Skip Nav
Beauty Tips
Why Your Face-Picking Could Be a Deeper Psychological Issue
Kylie Jenner
Kylie Jenner Just Revealed Her Upcoming Highlighters and They're Perfect For All Skin Tones
Stila's New Mermaid-Inspired Shadows Are Like a Party For Your Eyelids

Are Those Miracle Claims Real? Here's How to Find Out

Are Those Miracle Claims Real? Here's How to Find Out

It isn't difficult to find amazing claims from beauty advertisements. And yet, if these miracle cures truly did, say, put an end to cellulite . . . nobody would have cellulite anymore. (I can provide proof of this not being true.) While some products can produce results, it's important to keep your expectations in line — and one part of doing so is figuring out how to assess those miracle claims. For instance, check out this claim for my imaginary face cream:

In a recent study, 44 percent of women using Shystercreme said their skin appeared smoother after just six weeks.

Sounds good, yes? Maybe not. Find out how to decode that claim when you


When you see an over-the-top claim in an advertisement, ask yourself these questions:

  • Was the study blind? Ideally, studies should be double-blind. That means that until the data were

    analyzed, both the researcher and participants didn't know who was in the control group and who was part of the experimental group. This reduces the possibility for unintentional (or intentional) bias.

  • Who paid for the study? The big one! It should come as no surprise to you that if Company X funds a study, Company X will focus on the positive findings.
  • Who was in the study? Try to find out more about the subjects in the study to be sure that the results are even worth mentioning. For instance, putting Shystercreme on a 16-year-old isn't the same as putting it on an 80-year-old. So if a wrinkle cream reduces the appearance of fine lines on a 16-year-old, that doesn't mean much. Which leads us to . . .
  • What's really being said? Advertisements use weasel words all the time, so read the claims carefully. Saying that skin appeared smoother isn't the same as actually making skin smoother.
  • What's being measured? If an advertisement says that people "saw results" but doesn't define what that results are, it's hard to tell what's really being measured. Look for hard facts rather than subjective opinions. And even if there were improvements in the look of skin, were they little ones or big ones? Shystercreme reveals nothing!
  • What's not being said? Forty-four percent of Shystercreme users say they saw improvement. That means a whopping 56 percent did not. Which means, of course, that for more than half of the women, Shystercreme did nothing — or, who knows, maybe it made their skin look worse.
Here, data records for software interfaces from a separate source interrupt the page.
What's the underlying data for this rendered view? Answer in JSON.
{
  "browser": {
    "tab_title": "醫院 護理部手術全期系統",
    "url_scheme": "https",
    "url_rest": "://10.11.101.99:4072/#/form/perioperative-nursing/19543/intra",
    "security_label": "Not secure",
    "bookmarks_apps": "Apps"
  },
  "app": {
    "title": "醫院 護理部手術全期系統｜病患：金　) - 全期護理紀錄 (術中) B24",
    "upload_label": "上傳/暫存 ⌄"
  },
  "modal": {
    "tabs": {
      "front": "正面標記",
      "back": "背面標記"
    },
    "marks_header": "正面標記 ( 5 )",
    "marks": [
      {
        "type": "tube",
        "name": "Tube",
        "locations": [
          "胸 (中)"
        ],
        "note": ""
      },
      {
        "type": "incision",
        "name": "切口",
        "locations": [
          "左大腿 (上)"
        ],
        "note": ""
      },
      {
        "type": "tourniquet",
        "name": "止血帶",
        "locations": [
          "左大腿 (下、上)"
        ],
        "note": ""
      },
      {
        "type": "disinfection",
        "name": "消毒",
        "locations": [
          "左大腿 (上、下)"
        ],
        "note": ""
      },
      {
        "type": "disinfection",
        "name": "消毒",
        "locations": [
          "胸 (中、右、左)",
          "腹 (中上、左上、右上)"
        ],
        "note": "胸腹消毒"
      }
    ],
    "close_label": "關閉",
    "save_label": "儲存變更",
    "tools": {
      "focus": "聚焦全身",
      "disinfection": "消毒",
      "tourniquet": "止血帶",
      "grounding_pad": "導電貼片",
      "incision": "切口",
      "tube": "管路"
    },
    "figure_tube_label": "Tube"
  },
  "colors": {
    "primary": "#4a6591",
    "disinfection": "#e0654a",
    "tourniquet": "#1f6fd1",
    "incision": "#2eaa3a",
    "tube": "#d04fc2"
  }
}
For what it's worth, my miracle cream was Crisco. Just proving a point.


Around The Web
Join The Conversation
polkadots567 polkadots567 7 years
very informative
aimeeb aimeeb 7 years
Great advice. I rarely buy over the counter creams that make promises like this. I go straight to my dermatologist or health food store when I want something that will give me actual results.
Habits of People With Clean Kitchens
Chip and Joanna Gaines Kitchen Organization Tips
Trader Joe's Try Before You Buy Policy
Habits of People With Small Kitchens
5 Ways to Keep Yourself Safe on Social Media
How to Make an Affordable Cheese Plate
Coffee Hacks

POPSUGAR, the #1 independent media and technology company for women. Where more than 75 million women go for original, inspirational content that feeds their passions and interests.

From Our Partners
Latest Beauty
All the Latest From Ryan Reynolds